>>>
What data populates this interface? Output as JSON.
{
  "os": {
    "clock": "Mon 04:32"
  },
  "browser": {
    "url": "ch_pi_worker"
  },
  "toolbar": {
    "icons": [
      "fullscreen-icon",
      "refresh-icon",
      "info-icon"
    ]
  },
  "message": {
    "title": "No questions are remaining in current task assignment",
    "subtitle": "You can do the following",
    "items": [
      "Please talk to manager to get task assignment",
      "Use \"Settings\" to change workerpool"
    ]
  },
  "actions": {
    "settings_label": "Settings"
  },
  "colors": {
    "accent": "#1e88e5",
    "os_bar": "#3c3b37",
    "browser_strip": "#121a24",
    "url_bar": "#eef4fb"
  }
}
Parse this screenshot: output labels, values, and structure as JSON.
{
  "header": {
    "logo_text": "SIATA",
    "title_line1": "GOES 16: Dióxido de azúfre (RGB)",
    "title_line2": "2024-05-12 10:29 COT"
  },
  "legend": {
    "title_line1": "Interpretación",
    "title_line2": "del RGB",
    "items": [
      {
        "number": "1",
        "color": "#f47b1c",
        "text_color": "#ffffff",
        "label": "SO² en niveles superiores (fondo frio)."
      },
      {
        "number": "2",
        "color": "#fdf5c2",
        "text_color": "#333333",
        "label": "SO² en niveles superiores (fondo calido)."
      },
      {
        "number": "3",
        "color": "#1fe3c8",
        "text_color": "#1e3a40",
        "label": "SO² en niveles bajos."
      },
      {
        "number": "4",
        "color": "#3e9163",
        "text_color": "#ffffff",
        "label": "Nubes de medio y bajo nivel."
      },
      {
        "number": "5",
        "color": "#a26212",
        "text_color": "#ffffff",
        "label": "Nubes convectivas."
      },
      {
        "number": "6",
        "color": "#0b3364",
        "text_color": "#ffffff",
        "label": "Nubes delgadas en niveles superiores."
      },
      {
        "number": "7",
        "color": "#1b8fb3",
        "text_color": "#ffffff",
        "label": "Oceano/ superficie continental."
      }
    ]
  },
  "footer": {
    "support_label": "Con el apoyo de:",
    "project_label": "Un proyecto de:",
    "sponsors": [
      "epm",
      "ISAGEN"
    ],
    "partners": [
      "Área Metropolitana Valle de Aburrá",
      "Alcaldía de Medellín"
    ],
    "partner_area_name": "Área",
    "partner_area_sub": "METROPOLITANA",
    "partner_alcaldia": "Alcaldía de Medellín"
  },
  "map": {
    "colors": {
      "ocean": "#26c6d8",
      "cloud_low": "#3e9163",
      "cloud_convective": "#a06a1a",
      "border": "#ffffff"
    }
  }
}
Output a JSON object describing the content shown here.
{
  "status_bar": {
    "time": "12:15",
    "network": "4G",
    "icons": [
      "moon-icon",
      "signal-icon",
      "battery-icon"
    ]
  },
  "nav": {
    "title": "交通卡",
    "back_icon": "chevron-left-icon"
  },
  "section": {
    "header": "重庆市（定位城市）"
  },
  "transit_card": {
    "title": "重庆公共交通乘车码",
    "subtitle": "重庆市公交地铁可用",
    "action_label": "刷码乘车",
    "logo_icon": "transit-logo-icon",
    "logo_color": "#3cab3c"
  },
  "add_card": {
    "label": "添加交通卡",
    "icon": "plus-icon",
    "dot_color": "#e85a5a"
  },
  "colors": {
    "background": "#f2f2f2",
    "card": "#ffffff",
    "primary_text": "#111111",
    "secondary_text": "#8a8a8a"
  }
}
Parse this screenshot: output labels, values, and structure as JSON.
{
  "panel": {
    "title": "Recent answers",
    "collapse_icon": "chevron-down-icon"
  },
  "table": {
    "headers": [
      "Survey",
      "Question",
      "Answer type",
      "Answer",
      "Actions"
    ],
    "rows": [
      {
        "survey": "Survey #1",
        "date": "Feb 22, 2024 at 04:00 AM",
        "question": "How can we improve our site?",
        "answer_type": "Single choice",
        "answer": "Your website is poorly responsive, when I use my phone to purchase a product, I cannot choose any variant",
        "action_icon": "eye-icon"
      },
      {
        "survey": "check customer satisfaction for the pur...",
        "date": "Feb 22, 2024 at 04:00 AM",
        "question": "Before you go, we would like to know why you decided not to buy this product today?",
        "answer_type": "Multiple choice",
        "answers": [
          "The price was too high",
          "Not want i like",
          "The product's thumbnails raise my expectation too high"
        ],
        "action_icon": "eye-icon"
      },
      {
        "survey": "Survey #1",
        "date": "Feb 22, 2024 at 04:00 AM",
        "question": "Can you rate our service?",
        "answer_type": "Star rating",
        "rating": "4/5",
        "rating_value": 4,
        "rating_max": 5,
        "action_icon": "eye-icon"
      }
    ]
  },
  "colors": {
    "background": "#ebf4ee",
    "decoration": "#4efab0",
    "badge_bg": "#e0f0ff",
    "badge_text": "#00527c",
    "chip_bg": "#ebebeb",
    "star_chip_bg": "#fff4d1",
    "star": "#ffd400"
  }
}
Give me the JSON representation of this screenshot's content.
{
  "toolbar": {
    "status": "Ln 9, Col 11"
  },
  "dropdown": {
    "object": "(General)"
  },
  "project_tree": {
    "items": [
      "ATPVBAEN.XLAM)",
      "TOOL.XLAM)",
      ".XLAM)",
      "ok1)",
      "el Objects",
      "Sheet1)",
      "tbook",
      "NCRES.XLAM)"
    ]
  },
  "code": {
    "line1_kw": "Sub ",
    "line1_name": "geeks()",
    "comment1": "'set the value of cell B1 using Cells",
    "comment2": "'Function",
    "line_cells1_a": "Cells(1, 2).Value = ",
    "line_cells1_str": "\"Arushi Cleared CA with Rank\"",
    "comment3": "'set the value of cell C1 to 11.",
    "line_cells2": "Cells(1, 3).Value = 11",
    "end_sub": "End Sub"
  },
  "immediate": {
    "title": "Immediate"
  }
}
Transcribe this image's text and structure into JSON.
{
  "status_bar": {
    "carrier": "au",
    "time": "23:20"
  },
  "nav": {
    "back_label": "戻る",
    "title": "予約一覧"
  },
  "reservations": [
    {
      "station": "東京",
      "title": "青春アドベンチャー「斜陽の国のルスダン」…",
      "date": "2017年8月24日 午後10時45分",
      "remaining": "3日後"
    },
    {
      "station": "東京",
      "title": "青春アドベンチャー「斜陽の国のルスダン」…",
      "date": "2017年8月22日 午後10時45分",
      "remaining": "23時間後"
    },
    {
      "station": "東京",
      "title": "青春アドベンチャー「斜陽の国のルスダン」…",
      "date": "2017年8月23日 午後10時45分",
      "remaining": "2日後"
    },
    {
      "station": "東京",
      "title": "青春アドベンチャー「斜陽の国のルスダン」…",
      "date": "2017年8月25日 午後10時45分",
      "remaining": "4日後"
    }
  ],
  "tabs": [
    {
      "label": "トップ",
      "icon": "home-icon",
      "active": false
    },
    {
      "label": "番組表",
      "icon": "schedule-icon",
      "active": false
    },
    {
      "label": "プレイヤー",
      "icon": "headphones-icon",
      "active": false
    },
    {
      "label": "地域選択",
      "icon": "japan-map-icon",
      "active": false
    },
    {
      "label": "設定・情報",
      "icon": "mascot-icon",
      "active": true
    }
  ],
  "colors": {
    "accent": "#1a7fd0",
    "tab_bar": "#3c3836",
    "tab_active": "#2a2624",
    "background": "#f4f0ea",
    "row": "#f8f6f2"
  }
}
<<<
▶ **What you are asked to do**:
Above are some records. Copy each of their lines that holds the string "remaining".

▶ **Solution to this task**:
    "title": "No questions are remaining in current task assignment",
      "remaining": "3日後"
      "remaining": "23時間後"
      "remaining": "2日後"
      "remaining": "4日後"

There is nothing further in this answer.